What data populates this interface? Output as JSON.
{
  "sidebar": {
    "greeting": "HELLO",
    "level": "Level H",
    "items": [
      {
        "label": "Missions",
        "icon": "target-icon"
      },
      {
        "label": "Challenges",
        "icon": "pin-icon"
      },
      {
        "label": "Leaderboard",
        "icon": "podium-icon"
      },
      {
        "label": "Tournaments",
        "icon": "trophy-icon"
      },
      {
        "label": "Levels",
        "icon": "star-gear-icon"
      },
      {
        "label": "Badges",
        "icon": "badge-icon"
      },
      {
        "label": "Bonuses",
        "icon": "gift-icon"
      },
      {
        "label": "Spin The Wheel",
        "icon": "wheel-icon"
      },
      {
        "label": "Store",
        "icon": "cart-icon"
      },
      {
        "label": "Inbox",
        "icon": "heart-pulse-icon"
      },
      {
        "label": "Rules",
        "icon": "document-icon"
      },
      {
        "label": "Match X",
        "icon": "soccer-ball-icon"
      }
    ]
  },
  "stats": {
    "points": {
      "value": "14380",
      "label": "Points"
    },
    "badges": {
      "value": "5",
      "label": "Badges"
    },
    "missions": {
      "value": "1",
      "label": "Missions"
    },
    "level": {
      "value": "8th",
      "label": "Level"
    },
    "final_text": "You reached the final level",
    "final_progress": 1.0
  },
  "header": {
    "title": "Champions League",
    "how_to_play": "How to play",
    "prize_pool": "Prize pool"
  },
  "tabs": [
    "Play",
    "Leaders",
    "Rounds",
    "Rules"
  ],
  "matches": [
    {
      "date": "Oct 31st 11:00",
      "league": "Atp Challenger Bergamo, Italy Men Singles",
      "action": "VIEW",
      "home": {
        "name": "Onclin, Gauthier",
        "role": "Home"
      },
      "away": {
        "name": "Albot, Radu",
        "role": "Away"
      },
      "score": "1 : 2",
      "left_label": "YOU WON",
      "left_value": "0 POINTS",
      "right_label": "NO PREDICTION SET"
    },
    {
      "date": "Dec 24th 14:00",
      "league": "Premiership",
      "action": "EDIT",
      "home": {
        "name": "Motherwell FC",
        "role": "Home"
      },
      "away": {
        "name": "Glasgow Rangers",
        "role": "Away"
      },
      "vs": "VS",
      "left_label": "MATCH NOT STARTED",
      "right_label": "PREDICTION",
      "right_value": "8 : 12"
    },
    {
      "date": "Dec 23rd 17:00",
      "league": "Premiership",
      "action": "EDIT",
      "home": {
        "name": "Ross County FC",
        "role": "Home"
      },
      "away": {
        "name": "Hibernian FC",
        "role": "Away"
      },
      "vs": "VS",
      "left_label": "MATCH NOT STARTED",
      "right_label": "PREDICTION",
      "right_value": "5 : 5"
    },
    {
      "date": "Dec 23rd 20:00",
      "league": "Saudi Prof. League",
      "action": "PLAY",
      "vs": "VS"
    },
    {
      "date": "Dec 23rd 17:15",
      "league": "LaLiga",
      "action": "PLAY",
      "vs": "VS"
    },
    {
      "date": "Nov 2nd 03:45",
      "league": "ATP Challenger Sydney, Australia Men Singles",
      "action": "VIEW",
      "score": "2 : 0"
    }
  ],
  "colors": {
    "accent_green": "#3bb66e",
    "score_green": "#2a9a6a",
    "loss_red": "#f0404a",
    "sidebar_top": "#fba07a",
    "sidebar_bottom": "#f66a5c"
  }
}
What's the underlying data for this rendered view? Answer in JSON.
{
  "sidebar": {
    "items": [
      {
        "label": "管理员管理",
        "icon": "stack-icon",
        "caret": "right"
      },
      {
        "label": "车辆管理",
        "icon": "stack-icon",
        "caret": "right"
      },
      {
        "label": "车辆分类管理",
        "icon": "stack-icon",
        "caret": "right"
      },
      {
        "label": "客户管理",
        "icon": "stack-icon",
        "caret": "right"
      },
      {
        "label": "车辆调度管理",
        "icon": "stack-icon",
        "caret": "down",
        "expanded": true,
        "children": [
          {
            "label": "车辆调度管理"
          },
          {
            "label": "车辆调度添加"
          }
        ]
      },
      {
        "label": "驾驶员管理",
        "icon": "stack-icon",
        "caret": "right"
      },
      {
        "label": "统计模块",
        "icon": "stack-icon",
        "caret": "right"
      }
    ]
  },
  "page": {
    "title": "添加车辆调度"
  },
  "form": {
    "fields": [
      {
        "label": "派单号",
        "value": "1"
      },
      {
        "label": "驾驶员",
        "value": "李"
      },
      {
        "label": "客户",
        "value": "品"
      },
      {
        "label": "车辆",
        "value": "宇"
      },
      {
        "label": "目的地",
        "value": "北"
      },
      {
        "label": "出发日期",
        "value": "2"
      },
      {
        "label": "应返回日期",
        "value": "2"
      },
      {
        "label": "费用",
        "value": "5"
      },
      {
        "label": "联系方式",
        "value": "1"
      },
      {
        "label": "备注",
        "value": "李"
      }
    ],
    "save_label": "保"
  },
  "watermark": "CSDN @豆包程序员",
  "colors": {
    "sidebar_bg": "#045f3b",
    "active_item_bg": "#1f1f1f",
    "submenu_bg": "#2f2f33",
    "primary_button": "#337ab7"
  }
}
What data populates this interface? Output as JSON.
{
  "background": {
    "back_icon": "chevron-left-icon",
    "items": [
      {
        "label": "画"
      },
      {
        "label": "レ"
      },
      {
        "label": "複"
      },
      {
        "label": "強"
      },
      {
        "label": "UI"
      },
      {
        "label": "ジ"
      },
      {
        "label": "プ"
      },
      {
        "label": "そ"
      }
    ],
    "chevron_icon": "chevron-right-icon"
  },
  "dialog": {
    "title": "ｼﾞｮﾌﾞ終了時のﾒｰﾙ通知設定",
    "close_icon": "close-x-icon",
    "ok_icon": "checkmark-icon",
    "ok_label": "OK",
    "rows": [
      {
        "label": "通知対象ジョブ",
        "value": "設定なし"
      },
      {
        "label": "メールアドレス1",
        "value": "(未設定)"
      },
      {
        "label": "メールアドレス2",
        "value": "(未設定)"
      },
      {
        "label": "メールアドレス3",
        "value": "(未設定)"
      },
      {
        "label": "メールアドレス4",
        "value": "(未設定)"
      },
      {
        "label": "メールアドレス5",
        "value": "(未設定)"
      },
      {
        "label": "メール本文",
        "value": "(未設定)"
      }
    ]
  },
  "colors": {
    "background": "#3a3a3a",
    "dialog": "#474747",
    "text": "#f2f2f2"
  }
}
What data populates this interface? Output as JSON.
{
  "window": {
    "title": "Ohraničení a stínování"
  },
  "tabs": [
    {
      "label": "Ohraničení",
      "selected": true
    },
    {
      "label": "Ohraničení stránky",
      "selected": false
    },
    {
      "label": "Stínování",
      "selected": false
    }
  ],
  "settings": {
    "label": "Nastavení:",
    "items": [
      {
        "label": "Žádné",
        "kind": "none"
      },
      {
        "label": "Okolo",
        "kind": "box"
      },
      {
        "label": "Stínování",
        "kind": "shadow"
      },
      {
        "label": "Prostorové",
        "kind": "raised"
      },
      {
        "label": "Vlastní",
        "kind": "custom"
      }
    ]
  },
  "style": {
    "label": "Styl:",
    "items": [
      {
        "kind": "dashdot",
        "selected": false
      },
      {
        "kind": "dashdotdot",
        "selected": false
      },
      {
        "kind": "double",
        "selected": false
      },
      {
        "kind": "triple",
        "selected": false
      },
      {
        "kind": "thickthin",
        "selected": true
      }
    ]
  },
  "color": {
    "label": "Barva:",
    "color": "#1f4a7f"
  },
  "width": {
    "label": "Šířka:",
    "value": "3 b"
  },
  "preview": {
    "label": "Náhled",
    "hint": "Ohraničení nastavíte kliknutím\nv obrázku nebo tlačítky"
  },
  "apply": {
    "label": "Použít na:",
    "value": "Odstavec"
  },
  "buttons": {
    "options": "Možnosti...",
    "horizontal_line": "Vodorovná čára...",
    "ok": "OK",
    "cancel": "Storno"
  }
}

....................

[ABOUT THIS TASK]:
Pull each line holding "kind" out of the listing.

[YOUR SOLUTION]:
        "kind": "none"
        "kind": "box"
        "kind": "shadow"
        "kind": "raised"
        "kind": "custom"
        "kind": "dashdot",
        "kind": "dashdotdot",
        "kind": "double",
        "kind": "triple",
        "kind": "thickthin",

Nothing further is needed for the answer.